▸ **Excerpts from an interface dataset**
———

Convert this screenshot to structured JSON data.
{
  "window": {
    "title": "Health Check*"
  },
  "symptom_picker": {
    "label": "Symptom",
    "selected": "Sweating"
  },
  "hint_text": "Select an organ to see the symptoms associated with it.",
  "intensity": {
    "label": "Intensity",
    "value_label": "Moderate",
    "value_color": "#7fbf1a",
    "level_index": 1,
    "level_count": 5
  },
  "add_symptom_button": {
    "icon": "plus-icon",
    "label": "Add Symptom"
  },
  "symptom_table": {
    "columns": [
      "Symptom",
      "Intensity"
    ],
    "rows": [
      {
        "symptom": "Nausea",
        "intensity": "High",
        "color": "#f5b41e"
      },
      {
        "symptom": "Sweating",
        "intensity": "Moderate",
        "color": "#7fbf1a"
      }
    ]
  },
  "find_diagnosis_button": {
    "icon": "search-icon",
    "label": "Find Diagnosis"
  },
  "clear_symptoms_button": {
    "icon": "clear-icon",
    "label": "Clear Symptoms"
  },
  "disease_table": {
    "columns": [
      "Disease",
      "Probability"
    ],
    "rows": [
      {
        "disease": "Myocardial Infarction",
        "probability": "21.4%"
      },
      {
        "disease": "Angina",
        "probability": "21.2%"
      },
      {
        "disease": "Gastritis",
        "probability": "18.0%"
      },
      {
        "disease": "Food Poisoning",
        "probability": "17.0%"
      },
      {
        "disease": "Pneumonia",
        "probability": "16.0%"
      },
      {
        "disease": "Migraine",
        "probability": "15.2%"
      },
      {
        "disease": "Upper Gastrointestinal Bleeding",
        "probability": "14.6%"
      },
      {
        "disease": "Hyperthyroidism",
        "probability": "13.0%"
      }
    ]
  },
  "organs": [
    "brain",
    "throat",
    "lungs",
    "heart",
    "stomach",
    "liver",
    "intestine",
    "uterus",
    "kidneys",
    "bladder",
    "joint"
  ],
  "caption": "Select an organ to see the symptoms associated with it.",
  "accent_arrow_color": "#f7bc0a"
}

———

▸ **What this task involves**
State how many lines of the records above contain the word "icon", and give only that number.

▸ **Your solution**
3